» Supplied entries:
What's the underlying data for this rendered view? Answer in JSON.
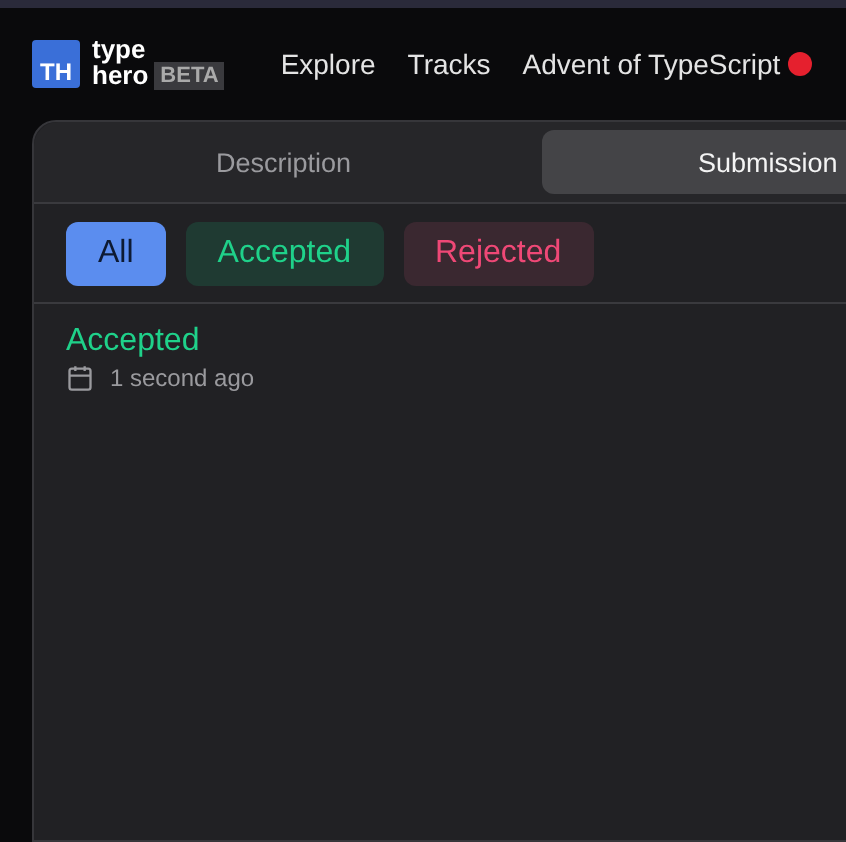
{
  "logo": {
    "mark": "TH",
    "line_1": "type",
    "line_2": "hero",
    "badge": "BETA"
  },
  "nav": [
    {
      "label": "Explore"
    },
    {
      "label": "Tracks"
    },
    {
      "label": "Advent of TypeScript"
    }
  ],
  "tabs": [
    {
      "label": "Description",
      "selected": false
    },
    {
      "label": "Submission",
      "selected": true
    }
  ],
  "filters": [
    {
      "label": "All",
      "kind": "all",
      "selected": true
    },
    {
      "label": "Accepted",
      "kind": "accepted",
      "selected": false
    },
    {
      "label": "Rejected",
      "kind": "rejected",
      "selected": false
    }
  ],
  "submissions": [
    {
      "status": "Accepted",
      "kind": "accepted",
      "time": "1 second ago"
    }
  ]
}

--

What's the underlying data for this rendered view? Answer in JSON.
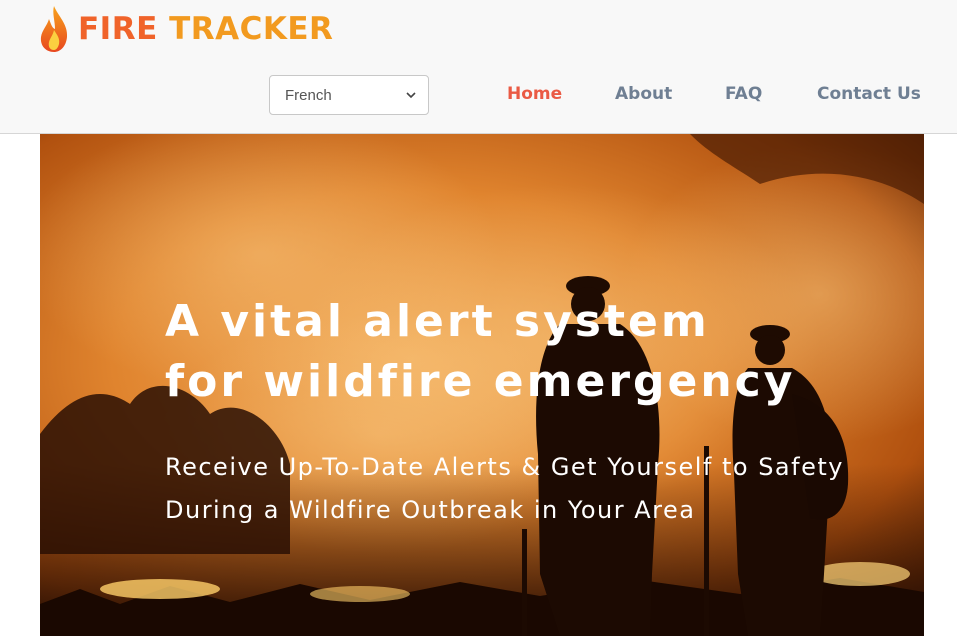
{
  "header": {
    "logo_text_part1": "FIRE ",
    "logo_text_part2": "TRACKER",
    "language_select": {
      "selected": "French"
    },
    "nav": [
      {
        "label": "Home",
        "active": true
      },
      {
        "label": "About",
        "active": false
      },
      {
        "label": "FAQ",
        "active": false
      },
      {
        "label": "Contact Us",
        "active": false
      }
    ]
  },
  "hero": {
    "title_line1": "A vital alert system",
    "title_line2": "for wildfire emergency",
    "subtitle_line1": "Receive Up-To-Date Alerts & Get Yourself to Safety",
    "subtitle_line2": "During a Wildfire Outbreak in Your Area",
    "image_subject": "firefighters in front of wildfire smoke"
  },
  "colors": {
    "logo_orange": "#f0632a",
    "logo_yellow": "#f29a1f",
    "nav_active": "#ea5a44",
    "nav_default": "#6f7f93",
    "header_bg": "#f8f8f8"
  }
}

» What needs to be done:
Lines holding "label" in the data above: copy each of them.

» Answer to this problem:
      "label": "Explore"
      "label": "Tracks"
      "label": "Advent of TypeScript"
      "label": "Description",
      "label": "Submission",
      "label": "All",
      "label": "Accepted",
      "label": "Rejected",
        "label": "Home",
        "label": "About",
        "label": "FAQ",
        "label": "Contact Us",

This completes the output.